- Add all the ingredients into a large bowl and let each child take a turn as they select the right tools to stir with, experimenting with different sized and shaped spoons.
- Allow each child to fill a mini tin – you may have to help curb overenthusiasm here! Encourage children to estimate how much they will need and how much will be left. Will they be able to fill seven, eight or nine tins?
- When cooking, it is best to use a lower temperature than that recommended in the recipe. If cakes appear to be cooking too quickly, cover the tops with greaseproof paper and turn the oven temperature down further. You may need to reduce the cooking time slightly - check 10 - 15 minutes before the recommended cooking time to see if they are ready. When cooked, a skewer or toothpick inserted into the centre of the cake will come out clean without any cake batter sticking to it.
- Once the cakes are made and have had a chance to cool down, they can be decorated with icing – it’s more fun to let the children make their own as they will be surprised by just how little water they need to make a paste. Ready-roll icing is also handy for colouring and cutting out shapes such as holly leaves or stars.
If fruit cakes are not practical for you and your little ones, then these festive biscuits offer a delicious alternative.
Ingredients: 125g softened butter, 50g caster sugar, 175g flour
- Whisk the butter in a large bowl, then add the sugar and finally, fold in the flour. Let the children weigh, measure and mix as above.
- Have enough rolling pins ready so that each child can roll out their dough to roughly half a centimetre thick. Let them cut out their own shapes or use biscuit cutters in a variety of seasonal shapes.
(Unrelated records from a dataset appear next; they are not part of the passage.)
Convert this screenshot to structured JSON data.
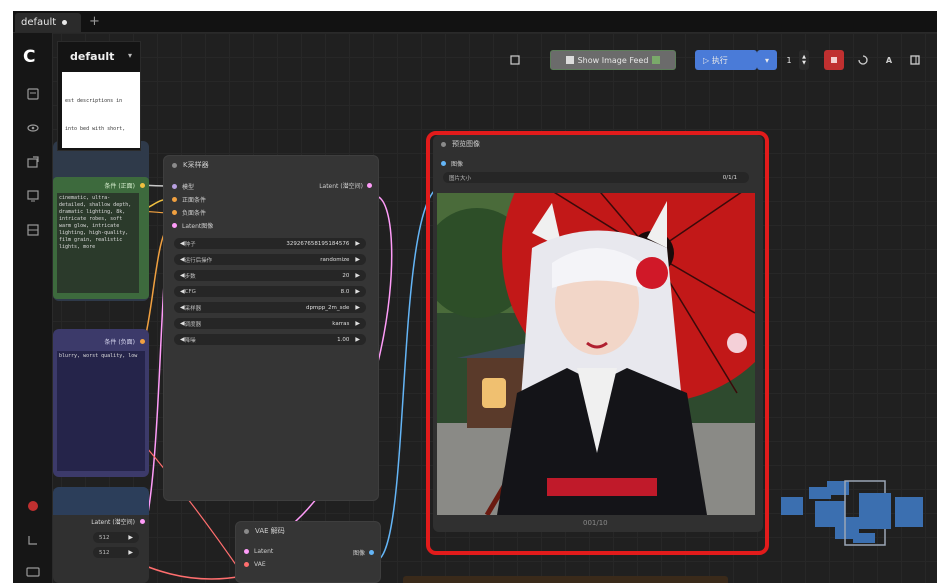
{
  "tabs": {
    "active": "default",
    "add": "+"
  },
  "workflow": {
    "title": "default",
    "chevron": "▾",
    "preview_lines": [
      "...",
      "est descriptions in",
      "...",
      "...",
      "...",
      "into bed with short,"
    ]
  },
  "toolbar": {
    "show_image_feed": "Show Image Feed",
    "run": "▷ 执行",
    "run_dropdown": "▾",
    "batch_count": "1"
  },
  "ksampler": {
    "title": "K采样器",
    "inputs": [
      "模型",
      "正面条件",
      "负面条件",
      "Latent图像"
    ],
    "output": "Latent (潜空间)",
    "widgets": [
      {
        "label": "种子",
        "value": "329267658195184576"
      },
      {
        "label": "运行后操作",
        "value": "randomize"
      },
      {
        "label": "步数",
        "value": "20"
      },
      {
        "label": "CFG",
        "value": "8.0"
      },
      {
        "label": "采样器",
        "value": "dpmpp_2m_sde"
      },
      {
        "label": "调度器",
        "value": "karras"
      },
      {
        "label": "降噪",
        "value": "1.00"
      }
    ]
  },
  "left_nodes": {
    "positive_label": "条件 (正面)",
    "negative_label": "条件 (负面)",
    "latent_label": "Latent (潜空间)",
    "positive_text": "cinematic, ultra-detailed, shallow depth, dramatic lighting, 8k, intricate robes, soft warm glow, intricate lighting, high-quality, film grain, realistic lights, more",
    "negative_text": "blurry, worst quality, low",
    "width_value": "512",
    "height_value": "512"
  },
  "preview": {
    "title": "预览图像",
    "input_label": "图像",
    "size_label": "图片大小",
    "size_value": "0/1/1",
    "caption": "001/10"
  },
  "vae": {
    "title": "VAE 解码",
    "inputs": [
      "Latent",
      "VAE"
    ],
    "output": "图像"
  },
  "colors": {
    "highlight": "#e21b1b",
    "run_button": "#4a7bd8",
    "feed_button": "#5d7d5a",
    "stop_button": "#c03030",
    "positive_node": "#3d6a3d",
    "negative_node": "#44407a",
    "model_wire": "#b8a0e0",
    "clip_wire": "#f0c040",
    "latent_wire": "#ff9cf9",
    "image_wire": "#64b5f6",
    "vae_wire": "#ff6e6e"
  }
}
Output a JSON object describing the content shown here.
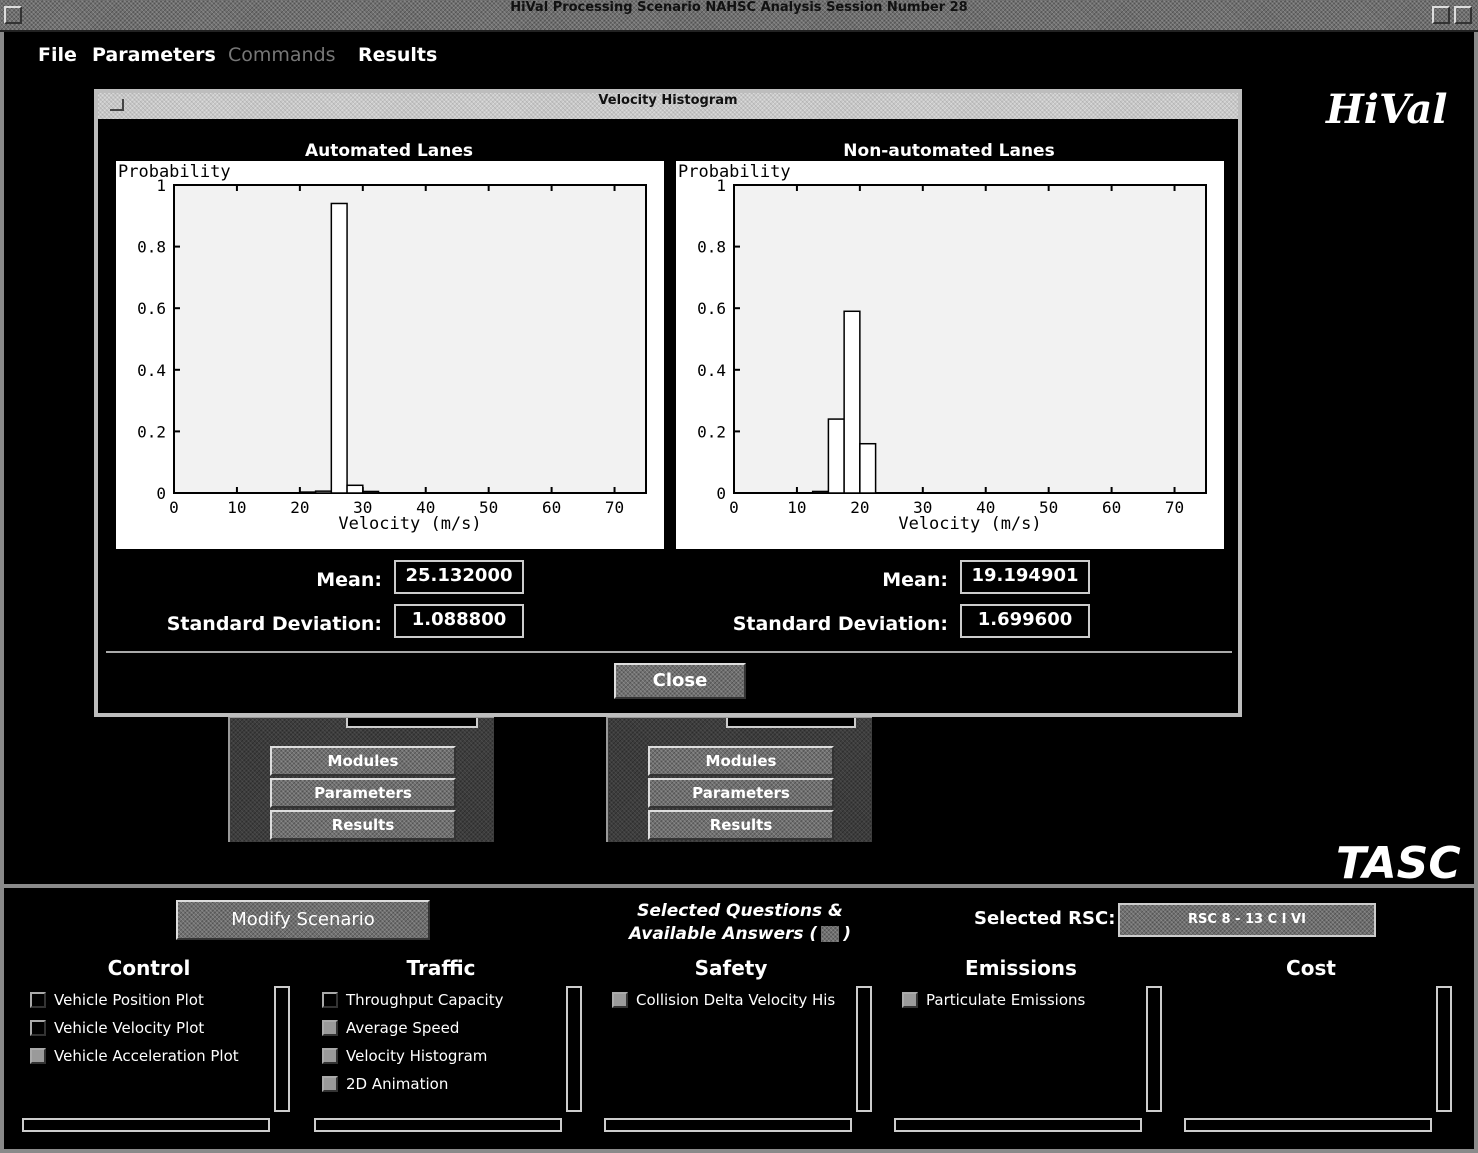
{
  "window": {
    "title": "HiVal Processing Scenario NAHSC Analysis Session Number 28"
  },
  "menu": {
    "items": [
      {
        "label": "File",
        "disabled": false
      },
      {
        "label": "Parameters",
        "disabled": false
      },
      {
        "label": "Commands",
        "disabled": true
      },
      {
        "label": "Results",
        "disabled": false
      }
    ]
  },
  "brand": {
    "top": "HiVal",
    "bottom": "TASC"
  },
  "dialog": {
    "title": "Velocity Histogram",
    "close_label": "Close",
    "left": {
      "heading": "Automated Lanes",
      "mean_label": "Mean:",
      "mean": "25.132000",
      "sd_label": "Standard Deviation:",
      "sd": "1.088800"
    },
    "right": {
      "heading": "Non-automated Lanes",
      "mean_label": "Mean:",
      "mean": "19.194901",
      "sd_label": "Standard Deviation:",
      "sd": "1.699600"
    }
  },
  "chart_data": [
    {
      "type": "bar",
      "title": "Automated Lanes",
      "xlabel": "Velocity (m/s)",
      "ylabel": "Probability",
      "xlim": [
        0,
        75
      ],
      "ylim": [
        0,
        1
      ],
      "xticks": [
        0,
        10,
        20,
        30,
        40,
        50,
        60,
        70
      ],
      "yticks": [
        0,
        0.2,
        0.4,
        0.6,
        0.8,
        1
      ],
      "bin_width": 2.5,
      "bins": [
        {
          "x": 20,
          "y": 0.003
        },
        {
          "x": 22.5,
          "y": 0.006
        },
        {
          "x": 25,
          "y": 0.94
        },
        {
          "x": 27.5,
          "y": 0.025
        },
        {
          "x": 30,
          "y": 0.005
        }
      ]
    },
    {
      "type": "bar",
      "title": "Non-automated Lanes",
      "xlabel": "Velocity (m/s)",
      "ylabel": "Probability",
      "xlim": [
        0,
        75
      ],
      "ylim": [
        0,
        1
      ],
      "xticks": [
        0,
        10,
        20,
        30,
        40,
        50,
        60,
        70
      ],
      "yticks": [
        0,
        0.2,
        0.4,
        0.6,
        0.8,
        1
      ],
      "bin_width": 2.5,
      "bins": [
        {
          "x": 12.5,
          "y": 0.005
        },
        {
          "x": 15,
          "y": 0.24
        },
        {
          "x": 17.5,
          "y": 0.59
        },
        {
          "x": 20,
          "y": 0.16
        }
      ]
    }
  ],
  "background_panels": {
    "left": {
      "buttons": [
        "Modules",
        "Parameters",
        "Results"
      ]
    },
    "right": {
      "buttons": [
        "Modules",
        "Parameters",
        "Results"
      ]
    }
  },
  "bottom": {
    "modify_label": "Modify Scenario",
    "selected_q_label": "Selected Questions &",
    "selected_q_label2": "Available Answers (",
    "selected_q_label3": ")",
    "rsc_label": "Selected RSC:",
    "rsc_value": "RSC 8 - 13 C I VI",
    "categories": [
      {
        "name": "Control",
        "items": [
          {
            "label": "Vehicle Position Plot",
            "checked": false
          },
          {
            "label": "Vehicle Velocity Plot",
            "checked": false
          },
          {
            "label": "Vehicle Acceleration Plot",
            "checked": true
          }
        ]
      },
      {
        "name": "Traffic",
        "items": [
          {
            "label": "Throughput Capacity",
            "checked": false
          },
          {
            "label": "Average Speed",
            "checked": true
          },
          {
            "label": "Velocity Histogram",
            "checked": true
          },
          {
            "label": "2D Animation",
            "checked": true
          }
        ]
      },
      {
        "name": "Safety",
        "items": [
          {
            "label": "Collision Delta Velocity His",
            "checked": true
          }
        ]
      },
      {
        "name": "Emissions",
        "items": [
          {
            "label": "Particulate Emissions",
            "checked": true
          }
        ]
      },
      {
        "name": "Cost",
        "items": []
      }
    ]
  }
}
- Bake in the oven at 150ºC for about 25 minutes.
- Decorate in any way you like, using glacé cherries, angelica or icing and sprinkles. It can be nice to lay out all your decorations and allow the children to pick and design how they would like to decorate the buscuits themselves. Although this method can be a little messier, it's a great opportunity to take some special photos, and your little ones will feel extra proud of the gifts they have made with their very own unique decorating touch.
Gift bags and boxes
When you have made your gifts or bakes, it’s good to have something handmade to put them in. If you commute to work, try to save the little brown bags that takeaway coffees and snacks are usually placed in on rail journeys. They are usually sturdy enough for decorating and should take PVA glue, collage and paint without disintegrating.
If you are using the gift bag(s) for mini-cakes, make a small cake board first – cut thick card to the right shape and line with foil. Place the cake board in the bottom of a small bag tied with ribbon at the top and place it in the child’s self decorated gift bag.
If you have been able to produce a gift card using photographs of the cooking activity, you now have a complete gift that will keep for a good couple of weeks – if the recipient can hold out for that long!
Of course, you could also try making your own gift bags or boxes from scratch with the children. They will need a little help with their construction. There are so many templates and ideas to be found online but what really makes it special is the personalised touch as a child decides what embellishments to add.
Remember that it’s really about individual pride for each child taking part and not about perfection!
Written for the Pre-school Learning Alliance by Melanie Pilcher.
This post first appeared in the Pre-school Learning Alliance's member magazine, Under 5, in December 2017.